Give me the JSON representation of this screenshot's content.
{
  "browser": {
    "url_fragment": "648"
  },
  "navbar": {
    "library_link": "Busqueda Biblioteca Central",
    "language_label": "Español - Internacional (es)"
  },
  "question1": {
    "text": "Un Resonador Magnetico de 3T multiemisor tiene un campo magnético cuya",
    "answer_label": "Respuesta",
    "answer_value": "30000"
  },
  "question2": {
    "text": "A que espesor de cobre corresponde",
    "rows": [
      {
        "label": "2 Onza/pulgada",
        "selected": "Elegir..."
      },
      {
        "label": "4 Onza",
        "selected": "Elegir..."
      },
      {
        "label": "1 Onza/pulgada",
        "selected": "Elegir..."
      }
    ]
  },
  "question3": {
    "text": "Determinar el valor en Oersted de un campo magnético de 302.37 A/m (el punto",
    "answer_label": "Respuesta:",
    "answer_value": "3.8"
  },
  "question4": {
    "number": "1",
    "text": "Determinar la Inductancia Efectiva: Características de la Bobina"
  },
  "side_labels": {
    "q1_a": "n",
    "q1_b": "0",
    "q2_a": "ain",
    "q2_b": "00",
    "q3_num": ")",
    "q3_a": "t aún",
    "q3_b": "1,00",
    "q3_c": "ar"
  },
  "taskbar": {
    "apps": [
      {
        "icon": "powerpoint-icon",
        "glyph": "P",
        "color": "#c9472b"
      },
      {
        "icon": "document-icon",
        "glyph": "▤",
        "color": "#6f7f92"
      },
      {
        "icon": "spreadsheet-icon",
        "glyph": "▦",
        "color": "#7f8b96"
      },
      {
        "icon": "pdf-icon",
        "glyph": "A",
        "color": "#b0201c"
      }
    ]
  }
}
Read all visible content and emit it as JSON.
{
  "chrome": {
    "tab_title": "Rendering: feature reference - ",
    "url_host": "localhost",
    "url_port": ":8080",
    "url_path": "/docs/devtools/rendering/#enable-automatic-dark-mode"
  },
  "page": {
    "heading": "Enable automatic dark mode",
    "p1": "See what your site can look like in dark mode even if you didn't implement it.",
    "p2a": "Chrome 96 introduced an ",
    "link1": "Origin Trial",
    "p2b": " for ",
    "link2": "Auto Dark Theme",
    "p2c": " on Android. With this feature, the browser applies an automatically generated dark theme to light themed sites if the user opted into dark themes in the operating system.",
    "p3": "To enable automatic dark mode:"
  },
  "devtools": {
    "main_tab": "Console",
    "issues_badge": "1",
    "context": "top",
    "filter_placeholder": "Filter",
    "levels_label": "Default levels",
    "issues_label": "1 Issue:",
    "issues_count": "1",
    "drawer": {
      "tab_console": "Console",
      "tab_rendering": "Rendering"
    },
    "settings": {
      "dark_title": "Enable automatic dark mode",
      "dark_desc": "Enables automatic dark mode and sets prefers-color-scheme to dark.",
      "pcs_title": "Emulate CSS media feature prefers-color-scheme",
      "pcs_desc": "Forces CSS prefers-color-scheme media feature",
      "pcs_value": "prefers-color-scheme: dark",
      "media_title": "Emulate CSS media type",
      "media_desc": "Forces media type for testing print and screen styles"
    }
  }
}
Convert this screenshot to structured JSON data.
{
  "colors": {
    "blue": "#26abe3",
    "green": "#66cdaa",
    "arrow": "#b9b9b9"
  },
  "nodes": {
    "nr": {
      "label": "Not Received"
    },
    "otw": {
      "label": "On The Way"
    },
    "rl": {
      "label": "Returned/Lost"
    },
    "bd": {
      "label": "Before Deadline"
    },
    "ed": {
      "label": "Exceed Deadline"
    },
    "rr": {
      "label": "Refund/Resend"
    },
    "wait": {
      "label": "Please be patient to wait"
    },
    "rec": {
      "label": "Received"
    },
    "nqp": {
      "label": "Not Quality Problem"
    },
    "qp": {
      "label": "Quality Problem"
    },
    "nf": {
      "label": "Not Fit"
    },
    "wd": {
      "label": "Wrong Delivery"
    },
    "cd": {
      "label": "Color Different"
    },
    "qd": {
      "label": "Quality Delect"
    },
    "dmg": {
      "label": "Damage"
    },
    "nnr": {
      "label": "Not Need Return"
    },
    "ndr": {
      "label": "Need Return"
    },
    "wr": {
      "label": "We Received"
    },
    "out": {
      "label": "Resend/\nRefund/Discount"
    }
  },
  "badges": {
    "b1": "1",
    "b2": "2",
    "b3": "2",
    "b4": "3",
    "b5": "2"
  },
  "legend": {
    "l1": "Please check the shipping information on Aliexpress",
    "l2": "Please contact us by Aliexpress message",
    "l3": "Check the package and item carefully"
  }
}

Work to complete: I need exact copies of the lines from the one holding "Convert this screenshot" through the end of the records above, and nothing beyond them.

Solved problem:
Convert this screenshot to structured JSON data.
{
  "colors": {
    "blue": "#26abe3",
    "green": "#66cdaa",
    "arrow": "#b9b9b9"
  },
  "nodes": {
    "nr": {
      "label": "Not Received"
    },
    "otw": {
      "label": "On The Way"
    },
    "rl": {
      "label": "Returned/Lost"
    },
    "bd": {
      "label": "Before Deadline"
    },
    "ed": {
      "label": "Exceed Deadline"
    },
    "rr": {
      "label": "Refund/Resend"
    },
    "wait": {
      "label": "Please be patient to wait"
    },
    "rec": {
      "label": "Received"
    },
    "nqp": {
      "label": "Not Quality Problem"
    },
    "qp": {
      "label": "Quality Problem"
    },
    "nf": {
      "label": "Not Fit"
    },
    "wd": {
      "label": "Wrong Delivery"
    },
    "cd": {
      "label": "Color Different"
    },
    "qd": {
      "label": "Quality Delect"
    },
    "dmg": {
      "label": "Damage"
    },
    "nnr": {
      "label": "Not Need Return"
    },
    "ndr": {
      "label": "Need Return"
    },
    "wr": {
      "label": "We Received"
    },
    "out": {
      "label": "Resend/\nRefund/Discount"
    }
  },
  "badges": {
    "b1": "1",
    "b2": "2",
    "b3": "2",
    "b4": "3",
    "b5": "2"
  },
  "legend": {
    "l1": "Please check the shipping information on Aliexpress",
    "l2": "Please contact us by Aliexpress message",
    "l3": "Check the package and item carefully"
  }
}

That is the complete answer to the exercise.